Finally, we get to some good goals:
- Design intersections to provide a safe and efficient flow of vehicles, pedestrians and bicycles.
- Minimize pedestrian wait times at intersections.
Sounds nice. But I don't think they ever took these guidelines to heart. Looking at the reconstruction of Kenmore Square, the island hopping necessitated has become something of a joke. It will take several cycles of the lights to legally cross, on foot, the Square. And at each point, you have to go and press a button of the weird new electronic variety. And then stand there and wonder why you don't have a Walk signal, when the cars have a red light, and there aren't any possible conflicts. No wonder nobody bothers to wait.

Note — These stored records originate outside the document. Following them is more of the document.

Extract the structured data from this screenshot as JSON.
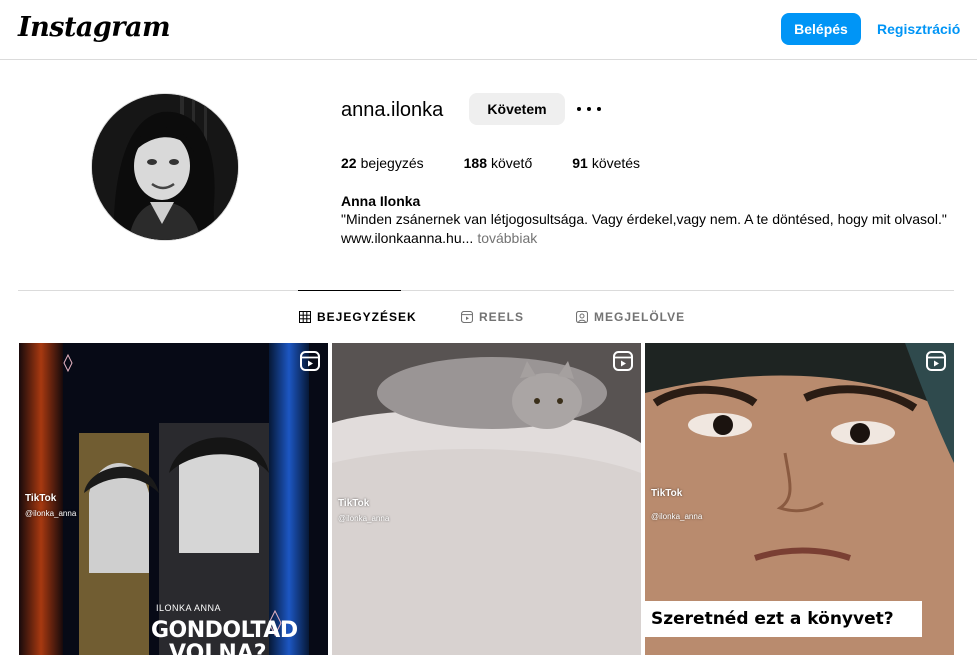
{
  "nav": {
    "logo": "Instagram",
    "login_label": "Belépés",
    "register_label": "Regisztráció"
  },
  "profile": {
    "username": "anna.ilonka",
    "follow_label": "Követem",
    "stats": [
      {
        "count": "22",
        "label": "bejegyzés"
      },
      {
        "count": "188",
        "label": "követő"
      },
      {
        "count": "91",
        "label": "követés"
      }
    ],
    "full_name": "Anna Ilonka",
    "bio": "\"Minden zsánernek van létjogosultsága. Vagy érdekel,vagy nem. A te döntésed, hogy mit olvasol.\"",
    "link": "www.ilonkaanna.hu...",
    "more_label": "továbbiak"
  },
  "tabs": [
    {
      "label": "BEJEGYZÉSEK",
      "icon": "grid-icon"
    },
    {
      "label": "REELS",
      "icon": "reels-icon"
    },
    {
      "label": "MEGJELÖLVE",
      "icon": "tagged-icon"
    }
  ],
  "posts": [
    {
      "tiktok": "TikTok",
      "handle": "@ilonka_anna",
      "author": "ILONKA ANNA",
      "title": "GONDOLTAD",
      "title2": "VOLNA?"
    },
    {
      "tiktok": "TikTok",
      "handle": "@ilonka_anna"
    },
    {
      "tiktok": "TikTok",
      "handle": "@ilonka_anna",
      "caption": "Szeretnéd ezt a könyvet?"
    }
  ],
  "colors": {
    "accent": "#0095f6",
    "border": "#dbdbdb",
    "muted": "#737373"
  }
}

- At intersections with heavy pedestrian use, maximize pedestrian Walk in the signal phasing cycle.
The PDF also happens to feature a picture of the main Allston Village intersection of Brighton and Harvard. This intersection has pedestrian traffic almost 24 hours a day. Yet, the city stubbornly refuses to consider removing the need for pedestrian beg-button activation in order to obtain the exclusive Walk phase, and also refuses to consider concurrent Walk. Although this is a free-walking town, for the most part, people do try to wait for the frenetic traffic here to subside. However, the beg-buttons often malfunction, leading to the absurd scene of dozens of pedestrians overflowing into the street because the cycle skipped over them, yet again.
I'm familiar with a number of the examples that were given in the documents, from the South End, Allston, Back Bay, and Downtown areas. I have to wonder, though, if all those changes were done around the same time, and then these documents were left to rot on the website for the past ten years.